=== Section Start ===

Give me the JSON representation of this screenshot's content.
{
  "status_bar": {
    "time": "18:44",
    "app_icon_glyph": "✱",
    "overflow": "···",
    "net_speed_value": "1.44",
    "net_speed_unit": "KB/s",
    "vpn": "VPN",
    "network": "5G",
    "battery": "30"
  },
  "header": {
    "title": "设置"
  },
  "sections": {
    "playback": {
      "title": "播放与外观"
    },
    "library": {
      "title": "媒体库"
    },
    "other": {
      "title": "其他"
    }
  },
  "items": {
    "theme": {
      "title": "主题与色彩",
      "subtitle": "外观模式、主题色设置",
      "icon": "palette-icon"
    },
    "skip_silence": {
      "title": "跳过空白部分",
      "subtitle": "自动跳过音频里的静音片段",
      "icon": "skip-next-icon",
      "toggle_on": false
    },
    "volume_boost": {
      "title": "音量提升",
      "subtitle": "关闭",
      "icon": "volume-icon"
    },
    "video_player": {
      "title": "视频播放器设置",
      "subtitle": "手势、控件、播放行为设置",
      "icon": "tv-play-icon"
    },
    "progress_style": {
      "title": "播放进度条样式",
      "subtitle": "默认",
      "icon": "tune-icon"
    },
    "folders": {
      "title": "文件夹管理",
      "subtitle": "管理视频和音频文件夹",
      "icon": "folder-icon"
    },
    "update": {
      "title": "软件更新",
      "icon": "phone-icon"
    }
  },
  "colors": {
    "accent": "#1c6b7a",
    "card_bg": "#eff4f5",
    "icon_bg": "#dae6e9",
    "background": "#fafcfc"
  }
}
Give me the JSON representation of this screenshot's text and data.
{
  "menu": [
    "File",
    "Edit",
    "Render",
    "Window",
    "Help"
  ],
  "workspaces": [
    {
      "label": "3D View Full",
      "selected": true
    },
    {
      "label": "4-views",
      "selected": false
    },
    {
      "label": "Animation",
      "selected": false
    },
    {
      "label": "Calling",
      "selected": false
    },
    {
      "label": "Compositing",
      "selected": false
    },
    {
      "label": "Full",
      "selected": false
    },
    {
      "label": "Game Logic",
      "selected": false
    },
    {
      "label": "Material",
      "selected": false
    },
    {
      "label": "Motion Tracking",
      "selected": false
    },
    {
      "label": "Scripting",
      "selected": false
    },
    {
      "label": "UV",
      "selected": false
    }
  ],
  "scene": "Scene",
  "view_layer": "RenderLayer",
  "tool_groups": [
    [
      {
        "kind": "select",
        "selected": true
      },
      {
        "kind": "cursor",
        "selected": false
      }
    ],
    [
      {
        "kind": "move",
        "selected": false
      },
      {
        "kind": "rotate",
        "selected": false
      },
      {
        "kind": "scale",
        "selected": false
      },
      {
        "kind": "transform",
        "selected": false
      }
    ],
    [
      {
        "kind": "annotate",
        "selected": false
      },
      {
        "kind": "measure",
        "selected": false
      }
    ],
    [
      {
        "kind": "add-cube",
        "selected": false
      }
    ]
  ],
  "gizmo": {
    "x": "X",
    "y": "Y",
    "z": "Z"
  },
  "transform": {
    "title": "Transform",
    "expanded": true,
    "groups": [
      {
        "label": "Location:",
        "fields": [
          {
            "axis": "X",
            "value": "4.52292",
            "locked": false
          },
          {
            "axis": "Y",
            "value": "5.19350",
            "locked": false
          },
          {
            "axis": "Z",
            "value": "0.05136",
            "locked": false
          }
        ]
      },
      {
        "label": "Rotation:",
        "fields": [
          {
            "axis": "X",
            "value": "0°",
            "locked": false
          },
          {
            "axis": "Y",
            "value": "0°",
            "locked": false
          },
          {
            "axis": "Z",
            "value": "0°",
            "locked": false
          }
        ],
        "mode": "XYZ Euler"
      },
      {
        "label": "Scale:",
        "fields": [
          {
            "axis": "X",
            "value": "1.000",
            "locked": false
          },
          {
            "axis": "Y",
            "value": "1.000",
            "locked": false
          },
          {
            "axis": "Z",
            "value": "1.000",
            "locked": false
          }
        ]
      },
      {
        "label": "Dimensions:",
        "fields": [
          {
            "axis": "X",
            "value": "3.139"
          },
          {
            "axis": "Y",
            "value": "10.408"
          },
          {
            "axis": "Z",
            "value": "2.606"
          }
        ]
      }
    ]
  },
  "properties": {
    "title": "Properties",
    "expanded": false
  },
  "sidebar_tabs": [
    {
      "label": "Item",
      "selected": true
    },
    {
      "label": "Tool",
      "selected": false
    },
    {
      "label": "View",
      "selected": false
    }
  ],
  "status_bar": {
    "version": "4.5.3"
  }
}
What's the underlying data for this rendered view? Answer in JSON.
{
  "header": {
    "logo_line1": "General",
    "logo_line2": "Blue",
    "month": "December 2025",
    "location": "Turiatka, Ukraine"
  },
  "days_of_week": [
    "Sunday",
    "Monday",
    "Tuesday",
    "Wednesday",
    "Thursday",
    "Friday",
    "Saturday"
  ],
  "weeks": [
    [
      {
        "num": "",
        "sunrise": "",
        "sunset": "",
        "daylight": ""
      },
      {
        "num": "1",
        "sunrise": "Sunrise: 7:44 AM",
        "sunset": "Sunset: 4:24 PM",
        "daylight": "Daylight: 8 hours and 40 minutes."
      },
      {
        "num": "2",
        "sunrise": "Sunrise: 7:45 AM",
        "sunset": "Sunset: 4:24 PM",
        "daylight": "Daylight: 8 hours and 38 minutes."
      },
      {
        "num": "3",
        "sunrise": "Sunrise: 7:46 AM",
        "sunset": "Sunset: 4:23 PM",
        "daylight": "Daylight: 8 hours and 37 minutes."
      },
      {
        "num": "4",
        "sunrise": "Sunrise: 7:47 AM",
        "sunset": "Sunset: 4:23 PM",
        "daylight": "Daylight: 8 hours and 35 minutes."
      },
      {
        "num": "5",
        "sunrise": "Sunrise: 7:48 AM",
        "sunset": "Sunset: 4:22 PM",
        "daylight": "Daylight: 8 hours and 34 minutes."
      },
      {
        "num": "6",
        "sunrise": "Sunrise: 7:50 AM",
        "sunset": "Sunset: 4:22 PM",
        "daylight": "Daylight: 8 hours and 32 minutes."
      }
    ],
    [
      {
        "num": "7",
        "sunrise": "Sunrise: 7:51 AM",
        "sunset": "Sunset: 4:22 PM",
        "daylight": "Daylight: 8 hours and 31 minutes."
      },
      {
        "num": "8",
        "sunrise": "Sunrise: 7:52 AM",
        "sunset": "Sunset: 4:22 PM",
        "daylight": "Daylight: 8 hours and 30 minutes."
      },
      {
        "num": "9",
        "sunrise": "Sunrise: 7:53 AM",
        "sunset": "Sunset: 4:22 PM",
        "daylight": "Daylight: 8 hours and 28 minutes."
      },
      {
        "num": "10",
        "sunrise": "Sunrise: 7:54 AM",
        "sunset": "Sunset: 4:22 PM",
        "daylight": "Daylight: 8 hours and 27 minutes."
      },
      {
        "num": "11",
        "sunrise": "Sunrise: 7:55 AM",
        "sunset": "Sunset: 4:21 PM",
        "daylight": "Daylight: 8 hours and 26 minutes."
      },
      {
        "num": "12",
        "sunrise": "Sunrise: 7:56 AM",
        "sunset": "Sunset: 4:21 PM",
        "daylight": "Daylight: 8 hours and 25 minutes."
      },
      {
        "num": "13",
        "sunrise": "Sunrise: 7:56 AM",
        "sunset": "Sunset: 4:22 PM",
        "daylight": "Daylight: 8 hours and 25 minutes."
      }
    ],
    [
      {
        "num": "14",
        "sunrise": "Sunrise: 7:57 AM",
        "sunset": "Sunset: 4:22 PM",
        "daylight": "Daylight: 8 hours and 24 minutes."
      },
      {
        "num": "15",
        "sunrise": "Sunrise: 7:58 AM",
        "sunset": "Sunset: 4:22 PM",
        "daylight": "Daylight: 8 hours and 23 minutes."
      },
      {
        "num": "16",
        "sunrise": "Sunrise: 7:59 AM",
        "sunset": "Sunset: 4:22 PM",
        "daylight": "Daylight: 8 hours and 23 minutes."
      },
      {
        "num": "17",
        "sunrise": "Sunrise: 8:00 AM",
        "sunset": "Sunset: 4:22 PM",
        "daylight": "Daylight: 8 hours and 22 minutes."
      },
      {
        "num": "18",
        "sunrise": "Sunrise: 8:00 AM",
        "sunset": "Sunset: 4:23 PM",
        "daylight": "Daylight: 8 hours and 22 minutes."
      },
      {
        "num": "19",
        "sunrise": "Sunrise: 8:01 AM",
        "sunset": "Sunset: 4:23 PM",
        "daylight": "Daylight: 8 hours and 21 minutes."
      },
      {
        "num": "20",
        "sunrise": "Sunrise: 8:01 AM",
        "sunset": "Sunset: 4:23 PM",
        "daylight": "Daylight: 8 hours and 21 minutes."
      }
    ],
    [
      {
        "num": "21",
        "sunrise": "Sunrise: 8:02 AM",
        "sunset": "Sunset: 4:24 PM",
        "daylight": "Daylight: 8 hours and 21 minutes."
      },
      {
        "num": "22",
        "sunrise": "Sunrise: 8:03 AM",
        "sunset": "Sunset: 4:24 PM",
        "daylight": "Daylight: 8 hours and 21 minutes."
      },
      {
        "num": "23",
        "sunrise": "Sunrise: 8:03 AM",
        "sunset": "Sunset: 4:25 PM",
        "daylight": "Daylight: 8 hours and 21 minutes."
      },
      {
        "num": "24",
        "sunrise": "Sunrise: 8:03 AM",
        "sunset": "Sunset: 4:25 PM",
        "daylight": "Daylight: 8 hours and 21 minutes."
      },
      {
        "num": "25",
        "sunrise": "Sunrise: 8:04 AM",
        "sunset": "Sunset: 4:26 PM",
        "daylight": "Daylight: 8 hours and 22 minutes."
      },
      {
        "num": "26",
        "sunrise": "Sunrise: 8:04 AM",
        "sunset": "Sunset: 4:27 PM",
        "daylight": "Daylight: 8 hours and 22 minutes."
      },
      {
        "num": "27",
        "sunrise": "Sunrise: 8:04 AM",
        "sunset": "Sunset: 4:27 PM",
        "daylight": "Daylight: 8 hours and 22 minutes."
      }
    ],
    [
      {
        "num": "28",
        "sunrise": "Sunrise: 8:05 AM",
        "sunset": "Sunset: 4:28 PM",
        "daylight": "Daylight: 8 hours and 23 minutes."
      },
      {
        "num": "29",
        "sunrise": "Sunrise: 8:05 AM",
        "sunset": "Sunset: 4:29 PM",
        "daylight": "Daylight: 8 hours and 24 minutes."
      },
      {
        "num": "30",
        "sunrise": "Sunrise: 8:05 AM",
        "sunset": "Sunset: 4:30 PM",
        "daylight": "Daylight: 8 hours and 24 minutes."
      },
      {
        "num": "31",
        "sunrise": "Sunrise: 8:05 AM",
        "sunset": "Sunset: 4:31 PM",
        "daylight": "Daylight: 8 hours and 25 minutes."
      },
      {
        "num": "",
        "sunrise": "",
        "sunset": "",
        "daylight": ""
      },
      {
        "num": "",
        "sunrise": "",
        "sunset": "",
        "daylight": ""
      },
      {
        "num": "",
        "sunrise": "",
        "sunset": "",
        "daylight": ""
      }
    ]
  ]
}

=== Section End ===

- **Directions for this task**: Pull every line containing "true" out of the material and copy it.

- **Reply to the exercise**:
      "selected": true
        "selected": true
    "expanded": true,
      "selected": true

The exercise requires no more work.